Dakar 18 Review, Just because you can, doesn’t mean you should
- Developer: Bigmoon Entertainment
- Publisher: Deep Silver
- Genre: Driving Sim
- Release Date: 25/9/18
- Platforms: PS4, Xbox1, Windows
- Reviewed on:Xbox One X on 4K TV
- Game Supplied by: Publisher
I really really, wanted to get into this game, as for once there was something new to the rally/racing genre. It’s been done recently with the very good, Isle of Man TT, ie something new to the table so it was exciting to see and hear about the ambitious designs of Dakar 18 and what it could bring.
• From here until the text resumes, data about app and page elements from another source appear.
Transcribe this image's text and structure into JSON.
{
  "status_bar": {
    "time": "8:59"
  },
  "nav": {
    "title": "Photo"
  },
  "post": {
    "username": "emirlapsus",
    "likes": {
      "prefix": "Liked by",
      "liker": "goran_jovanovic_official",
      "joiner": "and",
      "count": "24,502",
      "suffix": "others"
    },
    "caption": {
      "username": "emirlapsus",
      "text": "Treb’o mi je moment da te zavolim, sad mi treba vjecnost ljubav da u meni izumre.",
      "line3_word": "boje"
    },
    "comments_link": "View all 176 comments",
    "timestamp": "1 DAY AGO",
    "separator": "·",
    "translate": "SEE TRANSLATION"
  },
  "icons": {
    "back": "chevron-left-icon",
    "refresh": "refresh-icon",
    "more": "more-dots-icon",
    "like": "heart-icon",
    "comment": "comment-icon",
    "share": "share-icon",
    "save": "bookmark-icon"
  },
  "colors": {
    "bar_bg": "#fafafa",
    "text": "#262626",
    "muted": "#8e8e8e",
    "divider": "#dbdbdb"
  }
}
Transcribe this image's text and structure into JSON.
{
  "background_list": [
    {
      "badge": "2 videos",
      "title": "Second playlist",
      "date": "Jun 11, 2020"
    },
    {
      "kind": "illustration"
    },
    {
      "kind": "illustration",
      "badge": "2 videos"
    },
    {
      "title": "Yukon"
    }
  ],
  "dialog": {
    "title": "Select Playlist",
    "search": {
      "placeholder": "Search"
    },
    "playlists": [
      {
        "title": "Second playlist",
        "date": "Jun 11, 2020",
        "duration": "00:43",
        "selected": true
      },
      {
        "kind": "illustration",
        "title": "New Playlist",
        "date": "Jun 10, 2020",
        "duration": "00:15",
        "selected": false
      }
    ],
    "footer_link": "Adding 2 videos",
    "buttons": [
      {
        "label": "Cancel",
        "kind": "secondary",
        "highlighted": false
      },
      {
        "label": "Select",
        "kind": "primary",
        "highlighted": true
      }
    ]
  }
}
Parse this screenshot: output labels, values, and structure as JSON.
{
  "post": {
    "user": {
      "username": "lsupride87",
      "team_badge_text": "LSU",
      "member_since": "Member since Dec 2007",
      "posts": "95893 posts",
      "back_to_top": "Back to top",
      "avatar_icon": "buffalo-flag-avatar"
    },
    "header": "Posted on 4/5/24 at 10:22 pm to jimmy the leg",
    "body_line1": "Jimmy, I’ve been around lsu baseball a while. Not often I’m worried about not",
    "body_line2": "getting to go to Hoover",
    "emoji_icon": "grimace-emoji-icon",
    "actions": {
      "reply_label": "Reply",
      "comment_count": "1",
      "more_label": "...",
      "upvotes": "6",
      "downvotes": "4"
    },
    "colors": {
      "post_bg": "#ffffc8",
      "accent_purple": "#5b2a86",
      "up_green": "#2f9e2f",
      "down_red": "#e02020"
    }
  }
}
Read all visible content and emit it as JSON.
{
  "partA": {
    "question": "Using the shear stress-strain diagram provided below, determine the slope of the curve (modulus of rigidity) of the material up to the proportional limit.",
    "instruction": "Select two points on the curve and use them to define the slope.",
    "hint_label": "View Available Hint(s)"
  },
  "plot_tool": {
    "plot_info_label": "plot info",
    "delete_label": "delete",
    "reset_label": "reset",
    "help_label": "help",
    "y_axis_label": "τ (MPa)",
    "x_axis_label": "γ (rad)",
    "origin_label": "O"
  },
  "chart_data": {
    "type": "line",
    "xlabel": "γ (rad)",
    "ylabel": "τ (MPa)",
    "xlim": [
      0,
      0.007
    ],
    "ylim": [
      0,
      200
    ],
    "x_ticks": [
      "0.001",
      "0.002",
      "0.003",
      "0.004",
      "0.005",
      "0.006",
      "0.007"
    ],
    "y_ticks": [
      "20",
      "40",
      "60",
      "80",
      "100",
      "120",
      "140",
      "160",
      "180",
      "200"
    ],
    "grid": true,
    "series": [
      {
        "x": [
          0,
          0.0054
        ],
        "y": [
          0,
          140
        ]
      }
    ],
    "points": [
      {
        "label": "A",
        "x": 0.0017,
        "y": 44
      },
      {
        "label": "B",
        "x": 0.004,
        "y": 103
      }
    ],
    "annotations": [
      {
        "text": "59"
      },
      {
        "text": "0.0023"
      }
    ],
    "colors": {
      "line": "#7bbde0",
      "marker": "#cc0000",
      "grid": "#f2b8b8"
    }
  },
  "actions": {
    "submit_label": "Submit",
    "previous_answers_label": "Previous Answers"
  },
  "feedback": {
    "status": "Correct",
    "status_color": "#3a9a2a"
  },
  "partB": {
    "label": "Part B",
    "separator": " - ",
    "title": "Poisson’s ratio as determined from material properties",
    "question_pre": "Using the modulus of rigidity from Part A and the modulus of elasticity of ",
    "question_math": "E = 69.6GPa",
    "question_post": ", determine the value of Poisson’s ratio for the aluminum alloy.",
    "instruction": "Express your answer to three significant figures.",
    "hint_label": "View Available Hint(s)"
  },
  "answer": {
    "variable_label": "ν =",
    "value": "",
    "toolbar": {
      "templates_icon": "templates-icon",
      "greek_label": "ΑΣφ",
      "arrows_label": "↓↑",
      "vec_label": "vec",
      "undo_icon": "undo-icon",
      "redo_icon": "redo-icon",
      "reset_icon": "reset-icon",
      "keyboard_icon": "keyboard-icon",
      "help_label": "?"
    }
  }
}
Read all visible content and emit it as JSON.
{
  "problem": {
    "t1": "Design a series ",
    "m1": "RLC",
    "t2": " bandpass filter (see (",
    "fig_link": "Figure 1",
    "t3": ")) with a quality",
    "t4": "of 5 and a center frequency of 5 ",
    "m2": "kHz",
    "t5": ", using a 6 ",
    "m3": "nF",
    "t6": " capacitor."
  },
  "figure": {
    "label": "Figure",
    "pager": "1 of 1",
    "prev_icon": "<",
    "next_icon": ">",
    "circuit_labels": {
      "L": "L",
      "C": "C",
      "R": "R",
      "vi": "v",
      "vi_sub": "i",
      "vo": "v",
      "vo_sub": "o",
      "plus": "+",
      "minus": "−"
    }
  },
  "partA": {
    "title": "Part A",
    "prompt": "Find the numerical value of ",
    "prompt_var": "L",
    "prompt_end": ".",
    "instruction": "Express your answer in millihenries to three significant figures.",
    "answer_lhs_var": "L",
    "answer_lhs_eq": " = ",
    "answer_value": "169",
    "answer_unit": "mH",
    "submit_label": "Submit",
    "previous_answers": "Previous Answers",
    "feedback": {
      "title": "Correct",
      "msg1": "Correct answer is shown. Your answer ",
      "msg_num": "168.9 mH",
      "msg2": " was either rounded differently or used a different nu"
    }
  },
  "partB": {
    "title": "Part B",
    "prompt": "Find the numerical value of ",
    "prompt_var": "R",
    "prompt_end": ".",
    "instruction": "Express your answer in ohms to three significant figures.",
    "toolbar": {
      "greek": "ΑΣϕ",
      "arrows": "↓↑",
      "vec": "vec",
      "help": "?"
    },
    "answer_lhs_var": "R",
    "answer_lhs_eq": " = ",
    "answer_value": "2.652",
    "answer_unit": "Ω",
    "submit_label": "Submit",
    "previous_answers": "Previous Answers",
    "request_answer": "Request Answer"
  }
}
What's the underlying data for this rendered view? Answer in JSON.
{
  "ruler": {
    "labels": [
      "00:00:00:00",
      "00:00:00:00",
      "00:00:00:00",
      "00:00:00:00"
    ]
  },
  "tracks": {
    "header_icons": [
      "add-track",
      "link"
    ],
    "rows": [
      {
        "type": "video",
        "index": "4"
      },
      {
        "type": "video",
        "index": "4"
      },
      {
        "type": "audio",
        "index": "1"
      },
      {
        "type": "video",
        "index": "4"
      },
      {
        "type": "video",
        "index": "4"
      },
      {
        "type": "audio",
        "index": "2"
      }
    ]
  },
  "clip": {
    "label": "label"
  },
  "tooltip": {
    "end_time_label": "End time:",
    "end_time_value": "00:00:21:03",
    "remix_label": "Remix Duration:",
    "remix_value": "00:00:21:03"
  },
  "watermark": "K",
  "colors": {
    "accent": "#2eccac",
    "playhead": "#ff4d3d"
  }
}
To most petrol heads, the words Dakar 18, means grueling long distance over scrub wasteland and desserts for, where mechanical reliability and excellent navigation skills result in a winning combination. So why is it then, that within the first 500 yards of the very first thing you do in the prologue, your co driver (more on him later) is screaming at you to get out the car; not that the game even tells to how, why or where to! Your meant to help retrieve a stranded competitor, but doesn’t explain that you need to stop in front of them, to use the winch at the back. The irony is, your very shouty co driver who just screamed at you to stop and help him, when you do, then bemoans that you need to keep going. Make your mind up !
Not that you would want to get out of your car anyway as the landscape and graphics of the game are terrible. I had to pinch myself that i wasn’t playing a PS2 game, let alone a PS3 or current gen one. Even great driving sims on the PS2 looks better than this on the same tv. Dakar 18 has very limited rendering, detail, and interest. Even in the real world there is not much to look at so that translates to a boring looking game, which isn’t done very well anyway. This is probably because the developers have made one of the biggest open world games to date, with no loading times to help you travel in it.
To be fair, they have succeeded in their ambition here of a wide open, easy to get lost into gaming area, which is exactly how the real Dakar 18 is. There is also great realism in the awfully over complicated, but realistic navigation system. Much like the real world there are no way points marked magically in the air for you to follow. Here, like the real event, are GPS coordinates you need to drive to in the middle of nowhere, with no visual reference, to trigger a “note passed” screen that the checkpoint has been hit, and on to the next. As real as this is, it’s I found I spent more time looking at the compass and driving notes as i’m driving as I was outside the windscreen.
While doing this I soon noticed the discrepancies between the driver notes, compass, and my co driver. For example, the notes said take a sharp right, then sharp left, my co driver is shouting at me to take the track on the right now, when there was no actual track to the right on the screen, yet I was looking at a track straight ahead with a middle, with only a slight veer to the left and slight veer to the right tracks off it. The point being, at times, none of the notes matched.
The problem with this is, you can carry on thinking your going the right way, miss a whole heap of checkpoints with no clue that you are missing checkpoints until you finish and are then told you have failed. So you have to rinse repeat all over again, sometimes guessing despite the notes and co driver, until you figure it out.
So very soon I became frustrated with the game as it was doing it’s best not to help me, even on the easiest setting. Add to this sense of frustration of not really knowing where to go half the time despite understanding the driver notes, compass headings and co drivers rants, I found the handling deplorable. Vehicles have a distinct tendency to want to initiate a tank slapper at the slightest whiff of turning at speed. It could be argued that this is down to using a controller (much like Project Cars 1) but then as Dakar 18 currently has no wheel support, it’s all you can use right now anyway. Controls and the feel felt over reacting and the suspension too spongy. Every car/vehicle, felt very top heavy, and for want of another word, wobbly, to handle.
Then added to that, as the visuals are so archaic, I couldn’t even define what was quicksand to normal sand and quite easily got bogged down in it. Driving into rocks, (the big black things) resulted in damage to the car which you then had to repair at the click of a button but used up time in doing so.
The sound design of the game was acceptable, with the highlights being the engine noises vary for the vehicle you use quite well, and sound authentic, however, what with Mr Shout and complain a lot Co driver, nagging you to the finish, and average sound effects whilst going over various types of ground, the audio did what it should do just not very well.
I then ventured into the multiplayer lobbies, but couldn’t find a lobby to join to comment on how these played. Frankly that says it all to me about this game.
Despite my whingings above, there is the nuts and bolts of a decent game here. I can forgive the game for it’s average graphics, bad handling, and confusing navigation system, as if you are hardcore and a dedicated fan, spend a lot of time getting used to it all, you can get over these and play the game perfectly well. However there is one major flaw, and that simply is, none of it is fun. Why would you make a game of real world event that can only be described as a long boring drive?
It’s just driving drudgery, and Dakar 18, despite its flaws, re-creates that feel perfectly, so the question begs, why bother?